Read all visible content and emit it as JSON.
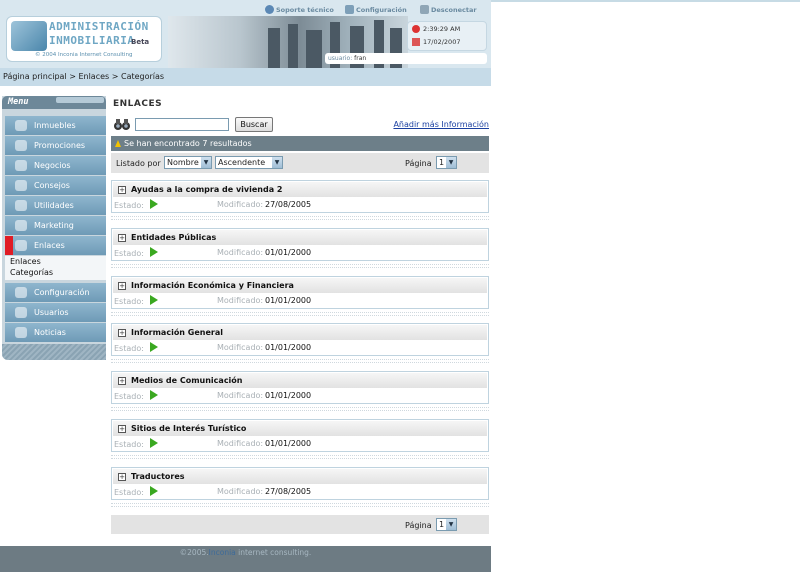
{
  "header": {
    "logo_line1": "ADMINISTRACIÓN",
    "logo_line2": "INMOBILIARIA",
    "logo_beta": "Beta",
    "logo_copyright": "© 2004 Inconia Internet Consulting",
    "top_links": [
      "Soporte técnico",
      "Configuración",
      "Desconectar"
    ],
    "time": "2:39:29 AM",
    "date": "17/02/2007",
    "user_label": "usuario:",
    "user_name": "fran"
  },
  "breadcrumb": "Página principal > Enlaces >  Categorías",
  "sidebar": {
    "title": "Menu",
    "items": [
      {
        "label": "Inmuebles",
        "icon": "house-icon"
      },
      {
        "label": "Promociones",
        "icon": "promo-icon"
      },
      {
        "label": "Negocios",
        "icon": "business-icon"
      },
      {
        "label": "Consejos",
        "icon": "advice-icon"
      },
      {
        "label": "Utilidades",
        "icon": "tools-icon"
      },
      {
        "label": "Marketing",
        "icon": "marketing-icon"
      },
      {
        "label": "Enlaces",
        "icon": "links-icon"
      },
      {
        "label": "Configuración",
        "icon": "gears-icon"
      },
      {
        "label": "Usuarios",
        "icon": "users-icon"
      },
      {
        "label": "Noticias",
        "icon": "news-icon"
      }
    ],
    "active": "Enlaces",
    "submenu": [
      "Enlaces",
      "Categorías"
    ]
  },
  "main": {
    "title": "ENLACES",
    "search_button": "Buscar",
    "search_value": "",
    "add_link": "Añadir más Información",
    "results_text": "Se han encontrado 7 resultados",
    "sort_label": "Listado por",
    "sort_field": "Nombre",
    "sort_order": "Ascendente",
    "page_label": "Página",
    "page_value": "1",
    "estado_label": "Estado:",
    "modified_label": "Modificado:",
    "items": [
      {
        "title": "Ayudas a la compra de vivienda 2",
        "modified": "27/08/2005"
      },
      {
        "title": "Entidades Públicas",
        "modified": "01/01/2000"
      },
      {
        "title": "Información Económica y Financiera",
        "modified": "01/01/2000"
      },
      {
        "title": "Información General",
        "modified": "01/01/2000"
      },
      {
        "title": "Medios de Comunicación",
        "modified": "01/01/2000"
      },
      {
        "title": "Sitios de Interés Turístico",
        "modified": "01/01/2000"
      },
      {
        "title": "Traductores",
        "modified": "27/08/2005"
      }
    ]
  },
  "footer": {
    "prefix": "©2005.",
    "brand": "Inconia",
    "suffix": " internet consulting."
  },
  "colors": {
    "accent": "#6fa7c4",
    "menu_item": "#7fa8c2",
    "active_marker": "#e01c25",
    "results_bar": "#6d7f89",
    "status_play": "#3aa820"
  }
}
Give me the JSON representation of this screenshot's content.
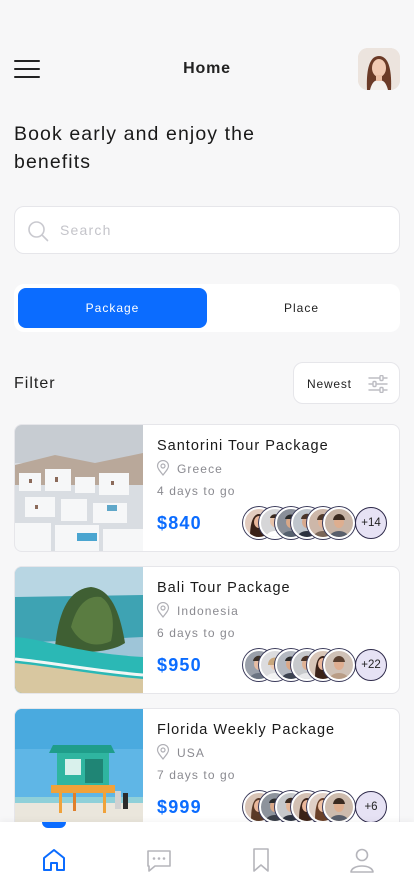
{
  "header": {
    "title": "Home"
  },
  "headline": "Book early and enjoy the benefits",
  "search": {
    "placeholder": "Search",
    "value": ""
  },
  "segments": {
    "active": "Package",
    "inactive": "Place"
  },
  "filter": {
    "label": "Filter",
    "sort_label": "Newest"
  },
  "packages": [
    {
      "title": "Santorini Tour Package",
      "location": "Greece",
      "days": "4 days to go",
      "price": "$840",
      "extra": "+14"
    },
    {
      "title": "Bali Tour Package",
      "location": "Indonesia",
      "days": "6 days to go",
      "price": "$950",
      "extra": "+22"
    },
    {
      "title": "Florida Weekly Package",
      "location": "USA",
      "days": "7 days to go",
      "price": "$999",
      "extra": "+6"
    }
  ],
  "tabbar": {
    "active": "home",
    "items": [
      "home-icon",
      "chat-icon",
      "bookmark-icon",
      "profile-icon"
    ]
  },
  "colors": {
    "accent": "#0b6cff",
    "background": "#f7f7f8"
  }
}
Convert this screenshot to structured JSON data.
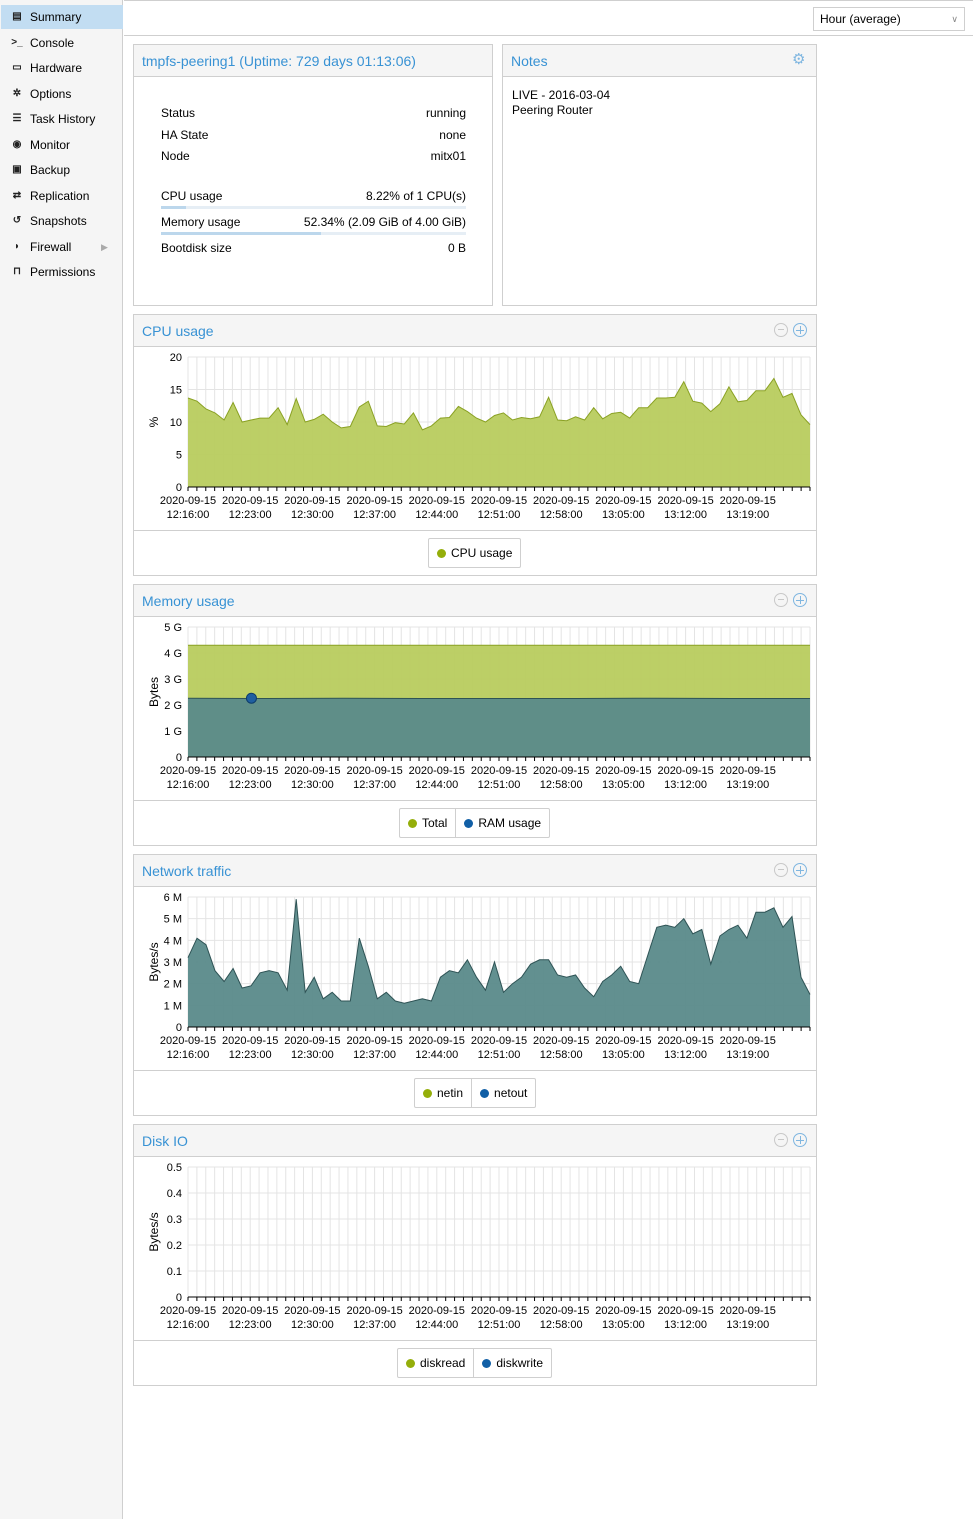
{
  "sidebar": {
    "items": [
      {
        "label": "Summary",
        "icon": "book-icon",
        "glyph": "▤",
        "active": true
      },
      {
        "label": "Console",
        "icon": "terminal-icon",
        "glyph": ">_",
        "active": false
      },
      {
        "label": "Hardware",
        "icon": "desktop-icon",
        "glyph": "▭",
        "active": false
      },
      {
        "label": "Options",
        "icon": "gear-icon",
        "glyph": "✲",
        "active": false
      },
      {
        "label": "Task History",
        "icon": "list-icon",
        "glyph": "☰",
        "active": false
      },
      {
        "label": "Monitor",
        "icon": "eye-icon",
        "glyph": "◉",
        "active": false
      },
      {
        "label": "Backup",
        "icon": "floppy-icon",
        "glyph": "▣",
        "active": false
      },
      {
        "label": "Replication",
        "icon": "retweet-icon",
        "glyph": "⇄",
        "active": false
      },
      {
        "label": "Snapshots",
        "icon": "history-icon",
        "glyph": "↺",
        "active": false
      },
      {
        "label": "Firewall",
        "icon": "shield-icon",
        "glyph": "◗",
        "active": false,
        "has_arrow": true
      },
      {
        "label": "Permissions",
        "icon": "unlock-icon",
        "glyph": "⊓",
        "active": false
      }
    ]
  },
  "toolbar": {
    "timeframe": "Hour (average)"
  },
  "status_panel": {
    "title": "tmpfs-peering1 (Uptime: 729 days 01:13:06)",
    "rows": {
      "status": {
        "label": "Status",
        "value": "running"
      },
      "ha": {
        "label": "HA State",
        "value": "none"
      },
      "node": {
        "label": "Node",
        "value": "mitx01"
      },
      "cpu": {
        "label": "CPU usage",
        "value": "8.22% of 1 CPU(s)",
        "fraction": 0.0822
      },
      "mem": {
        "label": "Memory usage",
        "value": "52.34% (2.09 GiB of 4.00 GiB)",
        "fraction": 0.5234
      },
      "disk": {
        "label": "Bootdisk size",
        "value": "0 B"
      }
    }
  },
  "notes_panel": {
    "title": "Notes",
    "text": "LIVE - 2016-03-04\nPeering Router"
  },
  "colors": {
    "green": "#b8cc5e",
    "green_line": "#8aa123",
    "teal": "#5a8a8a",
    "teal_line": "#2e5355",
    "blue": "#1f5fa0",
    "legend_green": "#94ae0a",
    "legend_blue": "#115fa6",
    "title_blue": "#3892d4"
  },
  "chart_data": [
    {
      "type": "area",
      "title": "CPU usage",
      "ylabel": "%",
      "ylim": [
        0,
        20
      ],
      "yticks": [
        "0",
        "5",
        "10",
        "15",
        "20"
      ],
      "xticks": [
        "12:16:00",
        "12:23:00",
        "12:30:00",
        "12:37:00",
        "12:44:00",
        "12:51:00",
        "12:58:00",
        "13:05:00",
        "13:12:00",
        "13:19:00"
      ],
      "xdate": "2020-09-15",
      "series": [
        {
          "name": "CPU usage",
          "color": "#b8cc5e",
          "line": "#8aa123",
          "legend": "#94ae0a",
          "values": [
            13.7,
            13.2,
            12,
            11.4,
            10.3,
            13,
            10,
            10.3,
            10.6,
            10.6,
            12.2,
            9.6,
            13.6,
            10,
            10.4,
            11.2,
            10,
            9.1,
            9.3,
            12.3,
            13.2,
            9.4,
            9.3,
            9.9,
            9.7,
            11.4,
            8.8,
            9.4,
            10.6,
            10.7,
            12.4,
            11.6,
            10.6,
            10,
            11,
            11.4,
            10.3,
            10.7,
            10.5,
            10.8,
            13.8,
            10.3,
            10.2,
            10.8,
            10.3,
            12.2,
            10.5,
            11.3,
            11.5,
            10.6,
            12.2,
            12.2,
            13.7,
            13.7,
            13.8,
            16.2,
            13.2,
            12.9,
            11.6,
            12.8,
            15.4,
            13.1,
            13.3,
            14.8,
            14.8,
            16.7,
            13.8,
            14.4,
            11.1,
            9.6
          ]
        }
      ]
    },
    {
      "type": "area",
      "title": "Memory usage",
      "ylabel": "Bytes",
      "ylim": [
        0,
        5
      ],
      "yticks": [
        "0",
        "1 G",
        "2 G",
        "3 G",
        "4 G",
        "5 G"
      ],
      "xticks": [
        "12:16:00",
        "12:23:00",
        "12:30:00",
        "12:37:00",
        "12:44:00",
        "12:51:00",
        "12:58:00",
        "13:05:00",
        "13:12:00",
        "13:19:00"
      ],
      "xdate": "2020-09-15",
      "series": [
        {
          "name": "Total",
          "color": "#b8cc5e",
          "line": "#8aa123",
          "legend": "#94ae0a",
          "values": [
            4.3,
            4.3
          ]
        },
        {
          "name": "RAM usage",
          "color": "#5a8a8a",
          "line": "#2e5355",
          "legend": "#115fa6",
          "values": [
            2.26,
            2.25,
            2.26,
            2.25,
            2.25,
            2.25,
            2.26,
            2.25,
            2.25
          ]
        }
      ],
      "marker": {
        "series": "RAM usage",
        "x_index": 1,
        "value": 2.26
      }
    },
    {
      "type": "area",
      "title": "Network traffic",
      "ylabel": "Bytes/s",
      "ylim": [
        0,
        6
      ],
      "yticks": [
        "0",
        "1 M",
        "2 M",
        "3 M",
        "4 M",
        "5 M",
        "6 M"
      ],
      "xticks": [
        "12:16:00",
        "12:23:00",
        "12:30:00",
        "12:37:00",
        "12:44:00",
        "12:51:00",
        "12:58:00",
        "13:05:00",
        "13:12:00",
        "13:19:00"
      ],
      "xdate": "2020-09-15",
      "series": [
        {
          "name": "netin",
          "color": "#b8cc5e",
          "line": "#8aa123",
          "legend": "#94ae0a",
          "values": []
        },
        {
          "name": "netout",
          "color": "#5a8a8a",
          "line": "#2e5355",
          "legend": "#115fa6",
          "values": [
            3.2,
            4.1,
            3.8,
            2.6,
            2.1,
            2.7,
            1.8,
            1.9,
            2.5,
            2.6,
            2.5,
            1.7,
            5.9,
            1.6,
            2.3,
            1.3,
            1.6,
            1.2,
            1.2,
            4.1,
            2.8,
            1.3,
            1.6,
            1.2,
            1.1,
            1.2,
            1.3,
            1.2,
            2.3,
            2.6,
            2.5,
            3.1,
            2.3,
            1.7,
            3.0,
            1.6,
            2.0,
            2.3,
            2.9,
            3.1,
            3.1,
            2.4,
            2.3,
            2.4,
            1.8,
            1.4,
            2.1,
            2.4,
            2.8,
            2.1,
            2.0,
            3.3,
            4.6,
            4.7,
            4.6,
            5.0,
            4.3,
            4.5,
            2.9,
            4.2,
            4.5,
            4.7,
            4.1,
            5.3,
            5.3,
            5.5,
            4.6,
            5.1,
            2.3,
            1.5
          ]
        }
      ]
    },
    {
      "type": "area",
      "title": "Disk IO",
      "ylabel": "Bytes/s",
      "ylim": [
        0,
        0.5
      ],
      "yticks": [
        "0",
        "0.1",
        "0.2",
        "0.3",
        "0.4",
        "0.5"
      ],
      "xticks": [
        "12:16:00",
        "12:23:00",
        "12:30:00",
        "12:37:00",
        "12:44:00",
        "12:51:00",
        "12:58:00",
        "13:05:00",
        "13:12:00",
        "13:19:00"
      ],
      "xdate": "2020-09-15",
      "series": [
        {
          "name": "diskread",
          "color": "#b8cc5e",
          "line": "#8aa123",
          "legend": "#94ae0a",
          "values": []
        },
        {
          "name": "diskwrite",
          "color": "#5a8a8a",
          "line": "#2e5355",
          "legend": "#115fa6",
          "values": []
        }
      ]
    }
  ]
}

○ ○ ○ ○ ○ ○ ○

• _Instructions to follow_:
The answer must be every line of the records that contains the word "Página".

• _Answer below_:
  "breadcrumb": "Página principal > Enlaces >  Categorías",
    "page_label": "Página",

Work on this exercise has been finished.